Records for the task Start Marker
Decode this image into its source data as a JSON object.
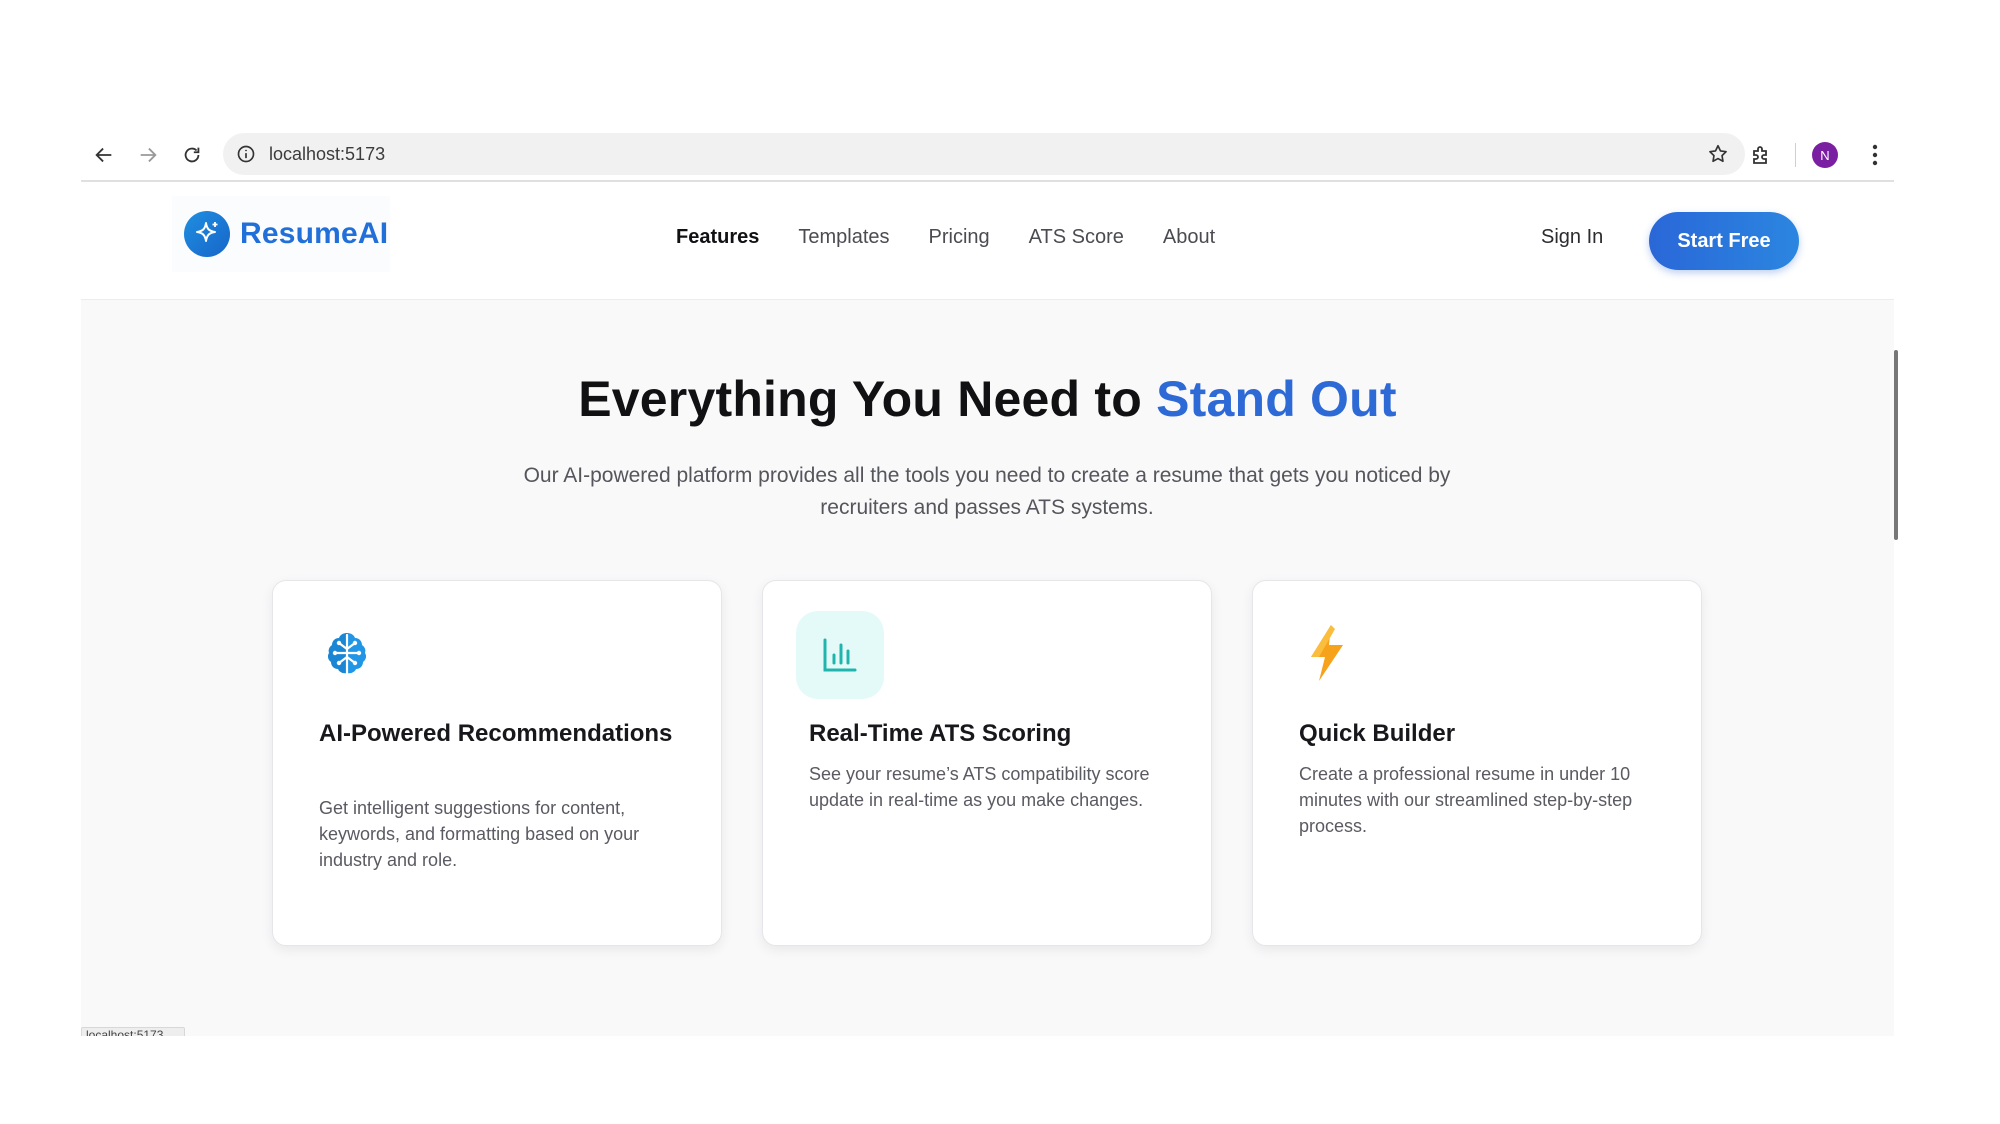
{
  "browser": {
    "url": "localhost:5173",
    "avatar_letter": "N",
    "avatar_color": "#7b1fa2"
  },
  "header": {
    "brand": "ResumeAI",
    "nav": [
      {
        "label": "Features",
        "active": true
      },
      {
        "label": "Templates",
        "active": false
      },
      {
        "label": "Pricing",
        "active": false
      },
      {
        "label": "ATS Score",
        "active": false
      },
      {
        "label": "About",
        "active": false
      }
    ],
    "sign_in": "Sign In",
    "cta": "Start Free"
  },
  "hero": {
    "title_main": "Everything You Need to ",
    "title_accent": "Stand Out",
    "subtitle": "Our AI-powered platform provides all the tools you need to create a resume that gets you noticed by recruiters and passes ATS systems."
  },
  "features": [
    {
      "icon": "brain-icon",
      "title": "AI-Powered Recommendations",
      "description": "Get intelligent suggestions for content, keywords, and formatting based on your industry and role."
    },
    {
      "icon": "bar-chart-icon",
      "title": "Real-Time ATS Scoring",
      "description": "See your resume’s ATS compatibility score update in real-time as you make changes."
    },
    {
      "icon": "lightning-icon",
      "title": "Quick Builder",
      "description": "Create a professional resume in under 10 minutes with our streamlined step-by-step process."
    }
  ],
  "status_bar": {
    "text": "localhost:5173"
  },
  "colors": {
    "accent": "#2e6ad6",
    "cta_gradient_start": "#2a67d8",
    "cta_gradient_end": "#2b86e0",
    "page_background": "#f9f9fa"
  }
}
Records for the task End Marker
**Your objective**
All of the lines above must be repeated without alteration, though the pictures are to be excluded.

**Output of the exercise**
Decode this image into its source data as a JSON object.
{
  "browser": {
    "url": "localhost:5173",
    "avatar_letter": "N",
    "avatar_color": "#7b1fa2"
  },
  "header": {
    "brand": "ResumeAI",
    "nav": [
      {
        "label": "Features",
        "active": true
      },
      {
        "label": "Templates",
        "active": false
      },
      {
        "label": "Pricing",
        "active": false
      },
      {
        "label": "ATS Score",
        "active": false
      },
      {
        "label": "About",
        "active": false
      }
    ],
    "sign_in": "Sign In",
    "cta": "Start Free"
  },
  "hero": {
    "title_main": "Everything You Need to ",
    "title_accent": "Stand Out",
    "subtitle": "Our AI-powered platform provides all the tools you need to create a resume that gets you noticed by recruiters and passes ATS systems."
  },
  "features": [
    {
      "icon": "brain-icon",
      "title": "AI-Powered Recommendations",
      "description": "Get intelligent suggestions for content, keywords, and formatting based on your industry and role."
    },
    {
      "icon": "bar-chart-icon",
      "title": "Real-Time ATS Scoring",
      "description": "See your resume’s ATS compatibility score update in real-time as you make changes."
    },
    {
      "icon": "lightning-icon",
      "title": "Quick Builder",
      "description": "Create a professional resume in under 10 minutes with our streamlined step-by-step process."
    }
  ],
  "status_bar": {
    "text": "localhost:5173"
  },
  "colors": {
    "accent": "#2e6ad6",
    "cta_gradient_start": "#2a67d8",
    "cta_gradient_end": "#2b86e0",
    "page_background": "#f9f9fa"
  }
}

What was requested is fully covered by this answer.